When soap-bubble worldbuilders write long, multi-book series, either their worldbuilding starts to break down, or they become inadvertent iceberg worldbuilders as they accumulate more and more background that doesn’t actually need to be put in the next book. It’s very difficult to keep track of all the random details one has to make up for even one novel, even if one already has a lot of underwater background; it gets harder and harder as a series progresses. It’s easy to overload the soap bubble – to give just one or two bits of information that don’t quite fit with what’s already been said, so that the whole structure collapses. It’s the equivalent of blowing a little too much air into the bubble and popping it.
Iceberg worldbuilders have an easier time going on for multiple books without the worldbuilding collapsing, though if there was an unnoticed flaw in the initial underlying structure, it’s likely to be stressed under the weight of carrying more and more novels, until it either melts down or fractures. It is extremely difficult, in my experience, to come up with a fix for a worldbuilding mistake that will work retroactively, though it can sometimes be done.
The good news is that anyone who has a five or seven or ten-book series almost certainly has enough rabid fans to keep things going for quite a while longer, even if the worldbuilding is starting to show signs of problems. The bad news is that a writer whose worldbuilding is starting to break down is likely to be really bothered by it, to the point of having difficulty continuing (unless the writer really doesn’t care about consistency and believability at that level, in which case the breakdown probably occurs sooner rather than later because the writer didn’t put any effort into worldbuilding in the first place).
Whatever method one prefers, it’s well worth putting time into worldbuilding. Holes in the setting/world often translate into holes in the plot, and if the background is recognizable (i.e., real or based closely on somewhere/somewhen real), holes in the worldbuilding frequently mean that anyone familiar with that time/place will reject the story as implausible or unrealistic even if the story is a complete fantasy.

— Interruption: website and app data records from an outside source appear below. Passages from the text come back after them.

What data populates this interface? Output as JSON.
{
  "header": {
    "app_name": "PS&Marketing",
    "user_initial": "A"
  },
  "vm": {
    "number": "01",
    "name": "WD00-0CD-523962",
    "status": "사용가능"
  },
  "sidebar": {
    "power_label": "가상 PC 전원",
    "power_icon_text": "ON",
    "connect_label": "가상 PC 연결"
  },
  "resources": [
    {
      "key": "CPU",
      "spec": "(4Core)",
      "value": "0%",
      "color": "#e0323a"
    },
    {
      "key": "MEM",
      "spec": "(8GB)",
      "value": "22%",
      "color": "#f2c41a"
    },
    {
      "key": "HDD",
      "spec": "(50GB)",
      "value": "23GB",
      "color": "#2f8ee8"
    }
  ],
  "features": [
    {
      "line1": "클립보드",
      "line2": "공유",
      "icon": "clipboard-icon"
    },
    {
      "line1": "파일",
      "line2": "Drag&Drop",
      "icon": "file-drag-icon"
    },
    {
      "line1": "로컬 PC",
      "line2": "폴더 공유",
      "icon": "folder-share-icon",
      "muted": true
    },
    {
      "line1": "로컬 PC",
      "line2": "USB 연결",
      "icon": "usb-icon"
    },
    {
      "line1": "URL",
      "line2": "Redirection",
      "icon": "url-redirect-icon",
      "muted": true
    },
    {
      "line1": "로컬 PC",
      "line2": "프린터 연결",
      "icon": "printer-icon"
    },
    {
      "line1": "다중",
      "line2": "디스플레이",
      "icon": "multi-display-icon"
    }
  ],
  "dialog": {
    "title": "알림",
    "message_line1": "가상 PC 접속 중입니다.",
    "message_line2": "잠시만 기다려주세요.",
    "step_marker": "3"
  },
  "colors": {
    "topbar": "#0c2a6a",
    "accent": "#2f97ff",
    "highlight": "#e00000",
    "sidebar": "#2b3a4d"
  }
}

Maintaining the reader’s belief in the story is important to every kind of fiction; consistent and believable backgrounds are a key ingredient in doing that.